"""

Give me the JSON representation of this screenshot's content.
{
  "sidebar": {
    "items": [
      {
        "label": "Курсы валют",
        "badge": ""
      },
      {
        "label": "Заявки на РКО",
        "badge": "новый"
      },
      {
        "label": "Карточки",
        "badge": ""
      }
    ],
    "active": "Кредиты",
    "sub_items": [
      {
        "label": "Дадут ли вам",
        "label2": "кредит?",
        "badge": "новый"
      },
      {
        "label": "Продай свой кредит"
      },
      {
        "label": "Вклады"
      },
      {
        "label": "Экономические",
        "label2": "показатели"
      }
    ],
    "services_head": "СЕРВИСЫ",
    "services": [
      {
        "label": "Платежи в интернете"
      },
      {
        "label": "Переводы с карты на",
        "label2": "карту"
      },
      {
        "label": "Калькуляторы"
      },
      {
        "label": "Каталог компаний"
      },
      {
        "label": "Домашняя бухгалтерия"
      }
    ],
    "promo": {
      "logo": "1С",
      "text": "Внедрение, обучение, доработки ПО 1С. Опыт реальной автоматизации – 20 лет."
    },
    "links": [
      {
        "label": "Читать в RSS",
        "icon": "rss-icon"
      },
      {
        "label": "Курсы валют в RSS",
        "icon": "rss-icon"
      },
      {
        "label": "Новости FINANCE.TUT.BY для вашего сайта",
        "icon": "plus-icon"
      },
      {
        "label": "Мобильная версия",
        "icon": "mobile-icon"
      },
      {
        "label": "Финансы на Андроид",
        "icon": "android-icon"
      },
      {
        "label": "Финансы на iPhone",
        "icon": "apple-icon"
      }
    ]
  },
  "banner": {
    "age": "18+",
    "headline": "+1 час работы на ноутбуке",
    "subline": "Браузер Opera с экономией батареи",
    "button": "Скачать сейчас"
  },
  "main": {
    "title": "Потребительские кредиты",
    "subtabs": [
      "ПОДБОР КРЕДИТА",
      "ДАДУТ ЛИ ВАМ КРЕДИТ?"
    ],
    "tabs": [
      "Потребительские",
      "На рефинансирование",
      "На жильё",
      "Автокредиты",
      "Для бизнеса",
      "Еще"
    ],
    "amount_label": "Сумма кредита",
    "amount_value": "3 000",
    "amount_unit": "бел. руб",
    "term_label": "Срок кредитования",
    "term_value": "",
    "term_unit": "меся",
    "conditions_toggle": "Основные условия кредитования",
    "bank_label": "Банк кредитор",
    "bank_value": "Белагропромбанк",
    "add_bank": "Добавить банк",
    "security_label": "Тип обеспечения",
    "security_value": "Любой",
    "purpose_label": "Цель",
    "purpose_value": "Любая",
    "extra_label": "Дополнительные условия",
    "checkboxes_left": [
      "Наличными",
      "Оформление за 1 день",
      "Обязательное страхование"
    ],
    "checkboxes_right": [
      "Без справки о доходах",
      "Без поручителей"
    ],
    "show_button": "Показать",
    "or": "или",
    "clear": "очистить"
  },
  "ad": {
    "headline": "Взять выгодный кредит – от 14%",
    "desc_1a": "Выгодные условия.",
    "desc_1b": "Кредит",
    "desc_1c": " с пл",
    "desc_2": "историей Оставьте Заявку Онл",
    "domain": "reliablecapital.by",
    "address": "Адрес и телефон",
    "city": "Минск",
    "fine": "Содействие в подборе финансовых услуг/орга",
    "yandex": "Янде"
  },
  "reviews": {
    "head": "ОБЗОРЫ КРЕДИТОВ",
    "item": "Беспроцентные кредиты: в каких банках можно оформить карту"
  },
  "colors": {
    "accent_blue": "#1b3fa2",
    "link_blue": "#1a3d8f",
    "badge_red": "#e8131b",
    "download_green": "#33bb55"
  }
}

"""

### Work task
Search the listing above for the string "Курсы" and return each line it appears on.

### Expected answer
        "label": "Курсы валют",
        "label": "Курсы валют в RSS",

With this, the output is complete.